Despite its long and low geometry, the Whyte offers a pretty comfortable climbing position. The 75.2-degree seat tube angle isn't particularly steep or slack. A steep seat tube angle puts the rider on top of the cranks and transfers power more effectively. A slack seat tube angle puts the rider behind the bottom bracket and it can feel like the pedals are out in front of the rider's hips. 75.2-degrees is somewhere in the middle and delivers solid efficiency. The roomy 478mm reach measurement is airy. The cockpit is not cramped in the least and it offers plenty of space for the rider to shuffle weight around.
The Whyte's 4-bar suspension is fairly active. Under pedaling loads, particularly while standing, the suspension moves quite a bit. This can be beneficial for technical, ledgy, climbs. While it seems like suspension movement always reduces efficiency, more active suspension keeps your rear wheel in contact with the trail surface when things get chunky. On smoother, buff, climbs, the S-120 benefits from the use of the shock's climb switch. When you firm the shock up, this bike cruises uphill.
Climbing handling was quite impressive. The 1227mm wheelbase and slack 65.4-degree head tube angle is definitely noticeable but doesn't feel clumsy or clunky. To be sure, bikes with more conservative geometry like the Specialized Stumpjumper ST or Ibis Ripley offer more direct steering, but the Whyte does just fine. The longer running length creates a rock-crawler feel, if you can line this bike up and punch it up a technical pitch, the S-120 will crawl right up. Tighter, technical switchbacks can require some attention. As with most bikes this length, a well-laid-out game plan goes a long way. A clean and smart entry into the switchback is a recipe for success.

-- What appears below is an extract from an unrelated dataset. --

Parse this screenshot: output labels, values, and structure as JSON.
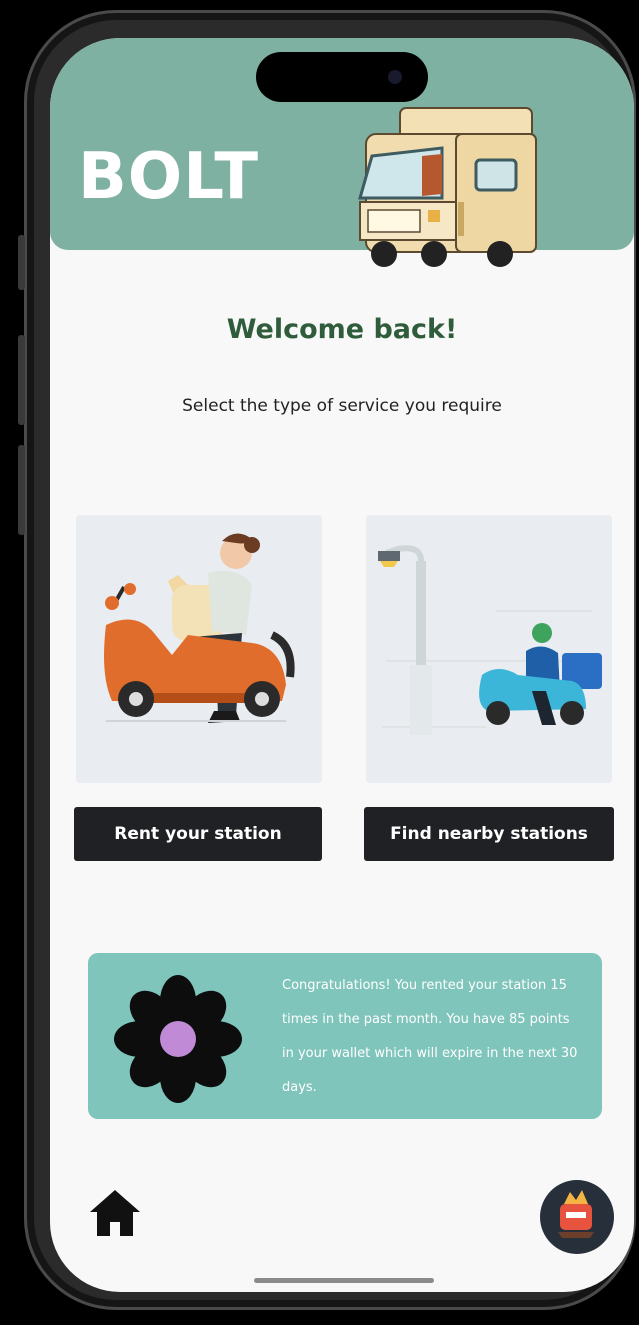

The component grouping functioned better on the climb compared to the descent. The less aggressive tires do have the benefit of rolling fast. When you're spinning up smooth trails, the Maxxis Forekaster/Crossmark II combination offers little resistance. As a result, this bike can feel pretty fast. Things go south when you are climbing loose or technical terrain while standing. The Crossmark rear tire has a tendency to spin out very easily given its lack of tread. As a result, riders need to be very careful not to lean too far forward and remove weight from the rear tire. The SRAM NX Eagle drivetrain is decisively fine. It certainly isn't the lightest or most crisp drivetrain, but it works and the 50-tooth climbing gear is nice and light.

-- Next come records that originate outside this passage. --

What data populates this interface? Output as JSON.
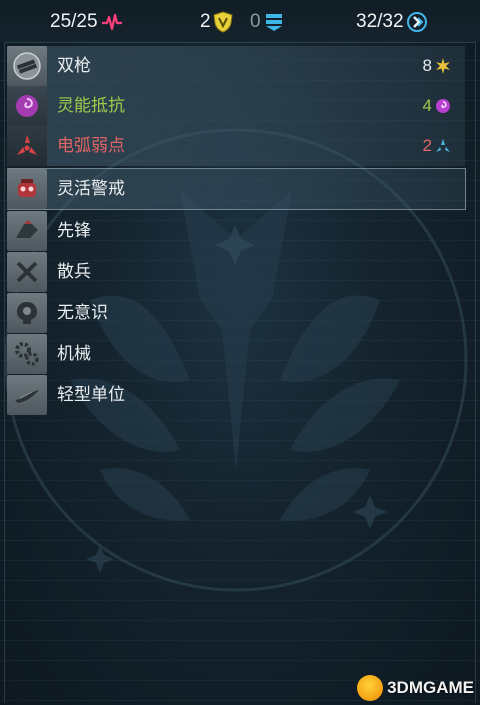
{
  "topbar": {
    "health": "25/25",
    "shield_count": "2",
    "armor_count": "0",
    "time_units": "32/32"
  },
  "traits": [
    {
      "label": "双枪",
      "value": "8",
      "icon": "dual-guns-icon",
      "value_icon": "burst-icon"
    },
    {
      "label": "灵能抵抗",
      "value": "4",
      "icon": "psionic-icon",
      "value_icon": "psionic-swirl-icon"
    },
    {
      "label": "电弧弱点",
      "value": "2",
      "icon": "arc-icon",
      "value_icon": "arc-small-icon"
    },
    {
      "label": "灵活警戒",
      "icon": "overwatch-icon"
    },
    {
      "label": "先锋",
      "icon": "vanguard-icon"
    },
    {
      "label": "散兵",
      "icon": "skirmisher-icon"
    },
    {
      "label": "无意识",
      "icon": "mindless-icon"
    },
    {
      "label": "机械",
      "icon": "mechanical-icon"
    },
    {
      "label": "轻型单位",
      "icon": "light-unit-icon"
    }
  ],
  "colors": {
    "psionic_green": "#9ec94a",
    "arc_red": "#e26464",
    "health_pink": "#ff3f7a",
    "shield_yellow": "#e8d23a",
    "armor_blue": "#3fb6e8"
  },
  "watermark": {
    "text": "3DMGAME"
  }
}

At $3,399, the S-120 Carbon R represents a decent value. Whyte can't quite match the component value delivered by other consumer direct-brands like YT, Commencal, and Canyon. Even though you are getting a carbon fiber frame with the S-120 Carbon R, the aluminum options from the other consumer-direct brands aren't much heavier with significantly better components at lower prices.
The Whyte S-120 is a good bike that is hindered by some questionable components. Still, this bike has a good design platform. It scoots uphill quite effectively and has the attitude to shred the downhill. With a little bit of love, this could be an absolute weapon.
— Pat Donahue, Joshua Hutchens